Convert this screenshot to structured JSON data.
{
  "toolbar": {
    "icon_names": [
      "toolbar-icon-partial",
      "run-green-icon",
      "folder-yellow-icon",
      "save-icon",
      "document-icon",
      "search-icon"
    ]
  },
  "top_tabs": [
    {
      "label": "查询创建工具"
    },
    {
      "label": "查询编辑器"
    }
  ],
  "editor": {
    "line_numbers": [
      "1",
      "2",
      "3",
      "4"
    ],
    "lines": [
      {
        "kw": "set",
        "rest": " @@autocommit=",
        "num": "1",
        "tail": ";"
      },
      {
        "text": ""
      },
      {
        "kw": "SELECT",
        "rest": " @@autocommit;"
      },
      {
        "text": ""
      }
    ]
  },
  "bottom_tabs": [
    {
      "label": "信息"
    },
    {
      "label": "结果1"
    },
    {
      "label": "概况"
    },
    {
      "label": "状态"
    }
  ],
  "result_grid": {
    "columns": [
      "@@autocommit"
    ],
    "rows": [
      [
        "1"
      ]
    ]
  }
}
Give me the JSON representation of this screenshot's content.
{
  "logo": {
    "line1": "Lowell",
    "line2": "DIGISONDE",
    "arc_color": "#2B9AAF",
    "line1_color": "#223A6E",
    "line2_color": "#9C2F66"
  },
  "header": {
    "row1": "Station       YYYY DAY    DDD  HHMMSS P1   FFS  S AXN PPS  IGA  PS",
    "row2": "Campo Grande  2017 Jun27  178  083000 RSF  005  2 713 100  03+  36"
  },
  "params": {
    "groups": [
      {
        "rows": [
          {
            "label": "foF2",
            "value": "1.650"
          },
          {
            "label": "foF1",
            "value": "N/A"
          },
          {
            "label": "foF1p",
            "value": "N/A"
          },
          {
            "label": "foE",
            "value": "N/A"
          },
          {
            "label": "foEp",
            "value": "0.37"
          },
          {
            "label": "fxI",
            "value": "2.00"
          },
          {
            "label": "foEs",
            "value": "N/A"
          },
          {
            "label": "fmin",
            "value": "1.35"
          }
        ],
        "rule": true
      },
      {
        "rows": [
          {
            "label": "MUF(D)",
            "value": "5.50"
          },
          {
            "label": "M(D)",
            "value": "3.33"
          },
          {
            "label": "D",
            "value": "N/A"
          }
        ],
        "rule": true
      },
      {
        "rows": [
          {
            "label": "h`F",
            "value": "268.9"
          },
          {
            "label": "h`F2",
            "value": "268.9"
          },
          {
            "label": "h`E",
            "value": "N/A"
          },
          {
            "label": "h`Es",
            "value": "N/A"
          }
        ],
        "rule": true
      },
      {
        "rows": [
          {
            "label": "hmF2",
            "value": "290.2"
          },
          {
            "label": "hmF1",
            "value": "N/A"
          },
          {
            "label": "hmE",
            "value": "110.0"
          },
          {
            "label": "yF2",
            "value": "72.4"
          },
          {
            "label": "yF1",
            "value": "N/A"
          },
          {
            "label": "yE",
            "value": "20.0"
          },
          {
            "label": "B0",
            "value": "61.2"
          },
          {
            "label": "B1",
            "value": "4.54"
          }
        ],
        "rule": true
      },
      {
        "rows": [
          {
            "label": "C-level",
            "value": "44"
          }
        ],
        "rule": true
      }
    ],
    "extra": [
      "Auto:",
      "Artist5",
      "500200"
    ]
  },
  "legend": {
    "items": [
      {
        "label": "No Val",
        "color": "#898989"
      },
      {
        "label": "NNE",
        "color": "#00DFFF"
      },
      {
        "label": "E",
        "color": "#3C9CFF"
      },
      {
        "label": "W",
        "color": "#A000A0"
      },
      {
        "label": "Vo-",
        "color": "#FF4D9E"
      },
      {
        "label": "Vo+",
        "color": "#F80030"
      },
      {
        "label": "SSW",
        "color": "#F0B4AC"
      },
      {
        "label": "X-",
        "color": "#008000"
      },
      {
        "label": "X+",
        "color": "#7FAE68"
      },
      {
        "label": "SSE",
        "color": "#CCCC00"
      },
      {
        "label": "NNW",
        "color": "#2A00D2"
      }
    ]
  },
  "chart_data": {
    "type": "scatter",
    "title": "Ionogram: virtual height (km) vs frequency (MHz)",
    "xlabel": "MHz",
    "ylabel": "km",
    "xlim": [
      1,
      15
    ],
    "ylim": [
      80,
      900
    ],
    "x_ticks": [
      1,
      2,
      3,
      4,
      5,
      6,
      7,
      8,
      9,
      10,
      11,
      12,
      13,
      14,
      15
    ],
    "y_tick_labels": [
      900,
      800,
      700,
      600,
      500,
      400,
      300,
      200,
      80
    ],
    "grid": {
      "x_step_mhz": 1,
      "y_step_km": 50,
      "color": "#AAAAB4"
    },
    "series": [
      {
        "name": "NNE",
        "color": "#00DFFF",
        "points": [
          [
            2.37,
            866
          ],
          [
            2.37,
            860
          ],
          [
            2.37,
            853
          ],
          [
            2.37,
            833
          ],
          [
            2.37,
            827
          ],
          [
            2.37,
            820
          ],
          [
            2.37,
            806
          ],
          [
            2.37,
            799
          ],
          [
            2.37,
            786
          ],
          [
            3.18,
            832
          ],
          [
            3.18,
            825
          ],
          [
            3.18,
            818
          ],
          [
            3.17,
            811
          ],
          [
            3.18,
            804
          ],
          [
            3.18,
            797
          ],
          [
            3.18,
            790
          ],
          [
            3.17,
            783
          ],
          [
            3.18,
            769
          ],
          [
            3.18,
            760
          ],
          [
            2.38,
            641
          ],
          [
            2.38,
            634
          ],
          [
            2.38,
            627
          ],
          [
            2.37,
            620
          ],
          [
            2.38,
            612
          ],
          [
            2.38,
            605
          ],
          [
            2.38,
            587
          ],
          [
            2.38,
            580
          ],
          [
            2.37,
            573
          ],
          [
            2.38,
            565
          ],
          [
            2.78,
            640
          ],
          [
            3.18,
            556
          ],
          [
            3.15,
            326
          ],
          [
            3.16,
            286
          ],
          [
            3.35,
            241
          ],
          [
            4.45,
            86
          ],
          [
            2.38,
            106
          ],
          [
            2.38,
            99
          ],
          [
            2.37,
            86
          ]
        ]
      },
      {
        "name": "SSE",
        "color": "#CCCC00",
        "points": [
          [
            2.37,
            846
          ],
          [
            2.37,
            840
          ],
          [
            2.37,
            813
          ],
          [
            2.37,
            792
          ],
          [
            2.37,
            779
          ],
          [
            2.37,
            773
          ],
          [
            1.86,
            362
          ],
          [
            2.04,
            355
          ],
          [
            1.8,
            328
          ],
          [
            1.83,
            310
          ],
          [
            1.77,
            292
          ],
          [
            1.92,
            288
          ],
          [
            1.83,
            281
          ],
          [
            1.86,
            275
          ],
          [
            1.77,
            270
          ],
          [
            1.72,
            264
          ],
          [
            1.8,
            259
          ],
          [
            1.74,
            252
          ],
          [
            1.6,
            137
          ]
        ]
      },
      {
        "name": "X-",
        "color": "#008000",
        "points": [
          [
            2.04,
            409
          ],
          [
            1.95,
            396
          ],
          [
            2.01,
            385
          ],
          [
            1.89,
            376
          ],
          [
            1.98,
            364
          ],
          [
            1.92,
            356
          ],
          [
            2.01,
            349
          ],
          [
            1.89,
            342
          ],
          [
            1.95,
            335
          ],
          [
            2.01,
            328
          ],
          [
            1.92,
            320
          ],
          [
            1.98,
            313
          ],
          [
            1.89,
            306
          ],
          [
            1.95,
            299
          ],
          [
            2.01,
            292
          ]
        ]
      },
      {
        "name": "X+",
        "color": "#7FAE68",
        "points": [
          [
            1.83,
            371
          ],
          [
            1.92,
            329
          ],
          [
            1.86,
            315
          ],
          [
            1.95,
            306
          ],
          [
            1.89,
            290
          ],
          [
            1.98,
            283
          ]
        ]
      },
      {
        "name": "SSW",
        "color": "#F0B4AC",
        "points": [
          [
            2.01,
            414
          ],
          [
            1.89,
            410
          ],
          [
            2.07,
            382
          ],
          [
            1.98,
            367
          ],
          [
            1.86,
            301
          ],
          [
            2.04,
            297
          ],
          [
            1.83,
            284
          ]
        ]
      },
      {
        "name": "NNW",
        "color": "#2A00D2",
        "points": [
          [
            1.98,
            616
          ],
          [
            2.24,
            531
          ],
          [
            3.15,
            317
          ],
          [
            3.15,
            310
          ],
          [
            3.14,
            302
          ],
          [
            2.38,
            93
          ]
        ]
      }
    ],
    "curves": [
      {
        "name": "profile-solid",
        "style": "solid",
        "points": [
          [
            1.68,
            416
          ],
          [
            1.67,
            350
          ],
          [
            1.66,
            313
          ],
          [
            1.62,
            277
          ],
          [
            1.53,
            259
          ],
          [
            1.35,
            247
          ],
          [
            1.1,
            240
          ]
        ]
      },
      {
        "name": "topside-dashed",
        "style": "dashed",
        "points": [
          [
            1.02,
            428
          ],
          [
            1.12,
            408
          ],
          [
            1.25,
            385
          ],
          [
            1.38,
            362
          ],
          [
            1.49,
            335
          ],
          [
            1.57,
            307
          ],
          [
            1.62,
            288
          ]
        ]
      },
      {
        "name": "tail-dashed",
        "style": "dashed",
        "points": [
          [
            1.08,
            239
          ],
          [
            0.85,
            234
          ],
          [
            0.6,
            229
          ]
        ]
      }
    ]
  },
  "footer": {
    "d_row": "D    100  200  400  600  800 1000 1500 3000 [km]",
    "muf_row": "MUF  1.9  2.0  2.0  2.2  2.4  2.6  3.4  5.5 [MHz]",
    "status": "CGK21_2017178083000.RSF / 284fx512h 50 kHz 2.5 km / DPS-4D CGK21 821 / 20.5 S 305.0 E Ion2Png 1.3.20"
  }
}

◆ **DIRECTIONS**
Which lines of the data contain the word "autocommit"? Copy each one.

◆ **RESULT BELOW**
        "rest": " @@autocommit=",
        "rest": " @@autocommit;"
      "@@autocommit"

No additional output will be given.